(Description of the task):
The data should be written out in full, exactly as it stands, and the pictures dropped.

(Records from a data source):
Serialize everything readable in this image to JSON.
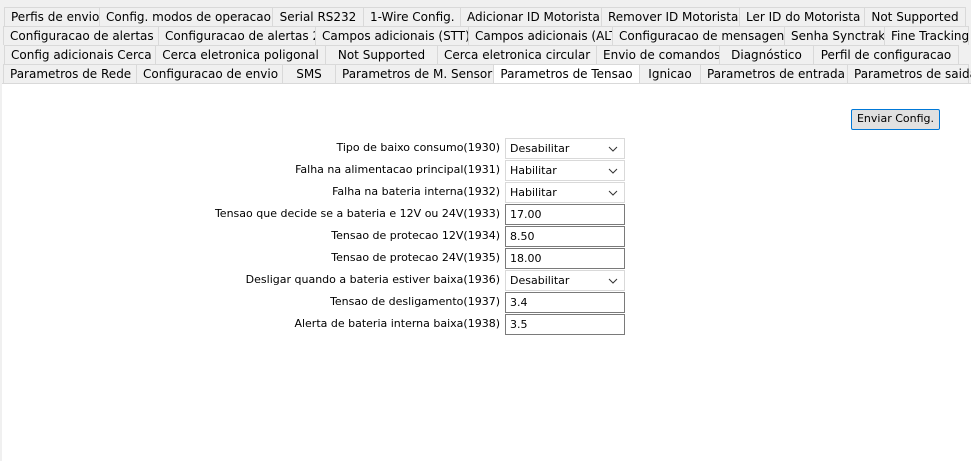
{
  "tabs": {
    "row1": [
      "Perfis de envio",
      "Config. modos de operacao",
      "Serial RS232",
      "1-Wire Config.",
      "Adicionar ID Motorista",
      "Remover ID Motorista",
      "Ler ID do Motorista",
      "Not Supported"
    ],
    "row2": [
      "Configuracao de alertas 1",
      "Configuracao de alertas 2",
      "Campos adicionais (STT)",
      "Campos adicionais (ALT)",
      "Configuracao de mensagens",
      "Senha Synctrak",
      "Fine Tracking"
    ],
    "row3": [
      "Config adicionais Cerca",
      "Cerca eletronica poligonal",
      "Not Supported",
      "Cerca eletronica circular",
      "Envio de comandos",
      "Diagnóstico",
      "Perfil de configuracao"
    ],
    "row4": [
      "Parametros de Rede",
      "Configuracao de envio",
      "SMS",
      "Parametros de M. Sensor",
      "Parametros de Tensao",
      "Ignicao",
      "Parametros de entrada",
      "Parametros de saida"
    ],
    "active": "Parametros de Tensao"
  },
  "send_button": "Enviar Config.",
  "fields": [
    {
      "label": "Tipo de baixo consumo(1930)",
      "value": "Desabilitar",
      "type": "select"
    },
    {
      "label": "Falha na alimentacao principal(1931)",
      "value": "Habilitar",
      "type": "select"
    },
    {
      "label": "Falha na bateria interna(1932)",
      "value": "Habilitar",
      "type": "select"
    },
    {
      "label": "Tensao que decide se a bateria e 12V ou 24V(1933)",
      "value": "17.00",
      "type": "text"
    },
    {
      "label": "Tensao de protecao 12V(1934)",
      "value": "8.50",
      "type": "text"
    },
    {
      "label": "Tensao de protecao 24V(1935)",
      "value": "18.00",
      "type": "text"
    },
    {
      "label": "Desligar quando a bateria estiver baixa(1936)",
      "value": "Desabilitar",
      "type": "select"
    },
    {
      "label": "Tensao de desligamento(1937)",
      "value": "3.4",
      "type": "text"
    },
    {
      "label": "Alerta de bateria interna baixa(1938)",
      "value": "3.5",
      "type": "text"
    }
  ]
}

(Exercise response):
Serialize everything readable in this image to JSON.
{
  "tabs": {
    "row1": [
      "Perfis de envio",
      "Config. modos de operacao",
      "Serial RS232",
      "1-Wire Config.",
      "Adicionar ID Motorista",
      "Remover ID Motorista",
      "Ler ID do Motorista",
      "Not Supported"
    ],
    "row2": [
      "Configuracao de alertas 1",
      "Configuracao de alertas 2",
      "Campos adicionais (STT)",
      "Campos adicionais (ALT)",
      "Configuracao de mensagens",
      "Senha Synctrak",
      "Fine Tracking"
    ],
    "row3": [
      "Config adicionais Cerca",
      "Cerca eletronica poligonal",
      "Not Supported",
      "Cerca eletronica circular",
      "Envio de comandos",
      "Diagnóstico",
      "Perfil de configuracao"
    ],
    "row4": [
      "Parametros de Rede",
      "Configuracao de envio",
      "SMS",
      "Parametros de M. Sensor",
      "Parametros de Tensao",
      "Ignicao",
      "Parametros de entrada",
      "Parametros de saida"
    ],
    "active": "Parametros de Tensao"
  },
  "send_button": "Enviar Config.",
  "fields": [
    {
      "label": "Tipo de baixo consumo(1930)",
      "value": "Desabilitar",
      "type": "select"
    },
    {
      "label": "Falha na alimentacao principal(1931)",
      "value": "Habilitar",
      "type": "select"
    },
    {
      "label": "Falha na bateria interna(1932)",
      "value": "Habilitar",
      "type": "select"
    },
    {
      "label": "Tensao que decide se a bateria e 12V ou 24V(1933)",
      "value": "17.00",
      "type": "text"
    },
    {
      "label": "Tensao de protecao 12V(1934)",
      "value": "8.50",
      "type": "text"
    },
    {
      "label": "Tensao de protecao 24V(1935)",
      "value": "18.00",
      "type": "text"
    },
    {
      "label": "Desligar quando a bateria estiver baixa(1936)",
      "value": "Desabilitar",
      "type": "select"
    },
    {
      "label": "Tensao de desligamento(1937)",
      "value": "3.4",
      "type": "text"
    },
    {
      "label": "Alerta de bateria interna baixa(1938)",
      "value": "3.5",
      "type": "text"
    }
  ]
}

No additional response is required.